And it has asked President Barack Obama to take executive action that would “advance disclosure requirements for government contractors’ campaign contributions.”

During her campaign for Secretary of State, Sen. Michele Reagan, R-Scottsdale, emphasized “shining a light on dark money.”

Now secretary of state-elect, she did not respond to requests for an interview. But the plan outlined on her campaign website said the first step would be requiring that any nonprofit or other entity that “intends to participate in electioneering” register with the secretary of state.

It also calls for legislation letting the secretary of state refer complaints about organizations to jurisdictions other than the state attorney general, as well as “legislative authority to penalize” any nonprofit in Arizona that falls out of favor with the IRS.

Similar proposals by Sen. Reagan died in recent legislative sessions.

That’s just as well to those like Ilya Shapiro, who believe the reformers are misguided.

Shapiro, the senior fellow in constitutional studies at the libertarian Cato Institute, said the Constitution protects political speech, including anonymous donations that influence elections.

Shapiro is not against disclosure of campaign donors – for very high-dollar amounts. Otherwise, he believes that current limits on contributions to candidate campaigns should be eliminated and smaller donations should not have to be reported.

“Calls for reform, so-called, are really calls for restrictions on political speech,” Shapiro said. “I think anonymous political speech is an important value.”

But where Shapiro sees anonymity, Ryan and others see secrecy. That has turned Ryan – a semi-retired real-estate appraiser from Fountain Hills – into a crusader for more sunlight on dark money in Arizona politics.

That crusade led him to the Arizona Free Enterprise Club, which is a 501(c)(4) that is registered with the Arizona Corporation Commission as a state nonprofit.

When Ryan looked at the club’s tax filings, they showed that it spent about $200,000 on social welfare activities in 2011 and about $530,000 in 2012.

But when he looked at the club’s independent campaign expenditures – any group that makes such an expenditure has to report it to the secretary of state – he saw that it spent more than $1 million on elections this year.

A 501(c)(4) can’t spend more on politics than it does on social welfare activities.
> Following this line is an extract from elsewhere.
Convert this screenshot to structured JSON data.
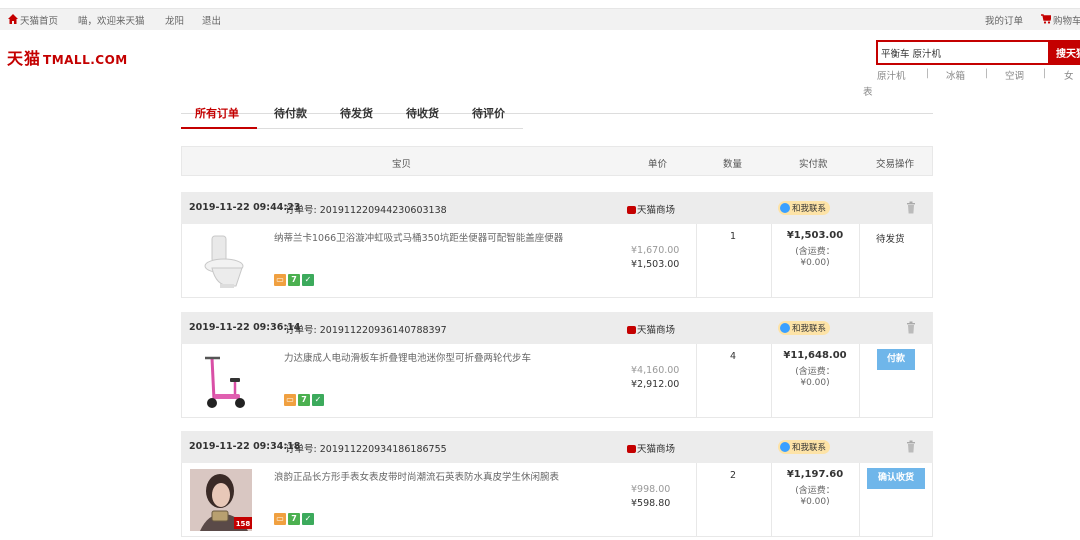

So Ryan asked Secretary of State Ken Bennett to see if the club “is on track in 2014 to double its social welfare activities” in line with its independent expenditures this year.
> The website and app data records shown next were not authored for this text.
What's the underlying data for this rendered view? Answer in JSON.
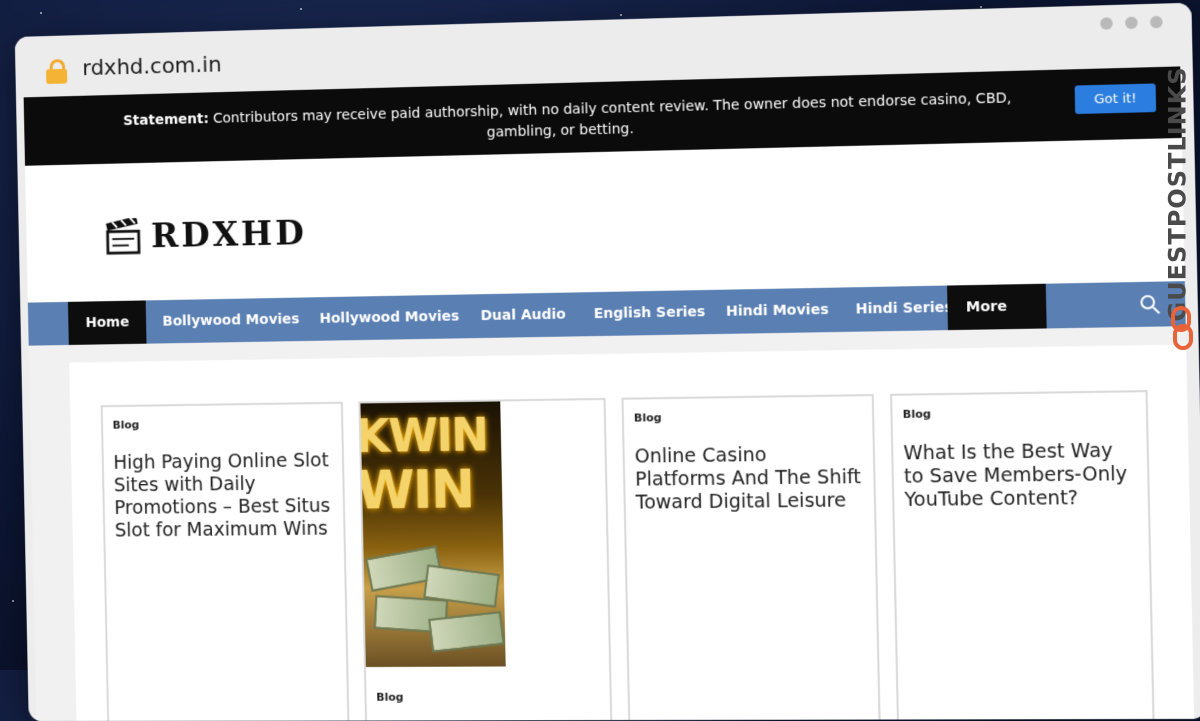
{
  "browser": {
    "url": "rdxhd.com.in"
  },
  "notice": {
    "label": "Statement:",
    "text": "Contributors may receive paid authorship, with no daily content review. The owner does not endorse casino, CBD, gambling, or betting.",
    "button": "Got it!"
  },
  "site": {
    "logo_text": "RDXHD"
  },
  "nav": {
    "items": [
      "Home",
      "Bollywood Movies",
      "Hollywood Movies",
      "Dual Audio",
      "English Series",
      "Hindi Movies",
      "Hindi Series"
    ],
    "more": "More",
    "active_index": 0
  },
  "cards": [
    {
      "category": "Blog",
      "title": "High Paying Online Slot Sites with Daily Promotions – Best Situs Slot for Maximum Wins"
    },
    {
      "category": "Blog",
      "title": "",
      "image_text": "KWIN WIN"
    },
    {
      "category": "Blog",
      "title": "Online Casino Platforms And The Shift Toward Digital Leisure"
    },
    {
      "category": "Blog",
      "title": "What Is the Best Way to Save Members-Only YouTube Content?"
    }
  ],
  "watermark": "GUESTPOSTLINKS",
  "colors": {
    "nav_bg": "#5a7fb3",
    "nav_active": "#0d0d0d",
    "button": "#2c7de0",
    "notice_bg": "#0b0b0b"
  }
}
Club President Scot Mussi did not return calls seeking comment on Bennett’s probe. But in a letter to the secretary of state’s office, attorney Michael Liburdi said the club was in good standing with both the Arizona Corporation Commission and the IRS. The secretary of state did not have the authority to examine the club’s “conformance with its social welfare purpose,” Liburdi said.

But the secretary of state’s office responded that it does oversee Arizona campaign finance laws, and that it was asking a “legitimate threshold question” about whether the club was acting as a political organization or a nonprofit.

After a short investigation this summer, it found reasonable cause to believe that the club violated campaign finance laws by not filing as a political committee. It turned the question over to the attorney general, starting the chain of events that led to the city of Peoria.

Ryan said he hopes the investigation will eventually bear fruit. And Ryan, who worked with Reagan in the past, said he he would like to see the Arizona Legislature take up the issue in 2015.

He thinks lawmakers should take a hard look at legislation recently passed in Utah, which “allows unlimited campaign contributions, but requires disclosure over a minimum amount given for political purposes.”

“I think the political climate is more conducive to an approach that would be similar to Utah’s law,” Ryan said.

Whatever form that change takes, voters like Braley think something has got to give.

“There’s just a lot of angst in America these days,” she said. “Is there going to be a way that we can … take our government back?”

EDITOR’S NOTE: Sources in the Public Insight Network informed the reporting in this story through a partnership with the Cronkite PIN Bureau. To learn more or share your story, click here.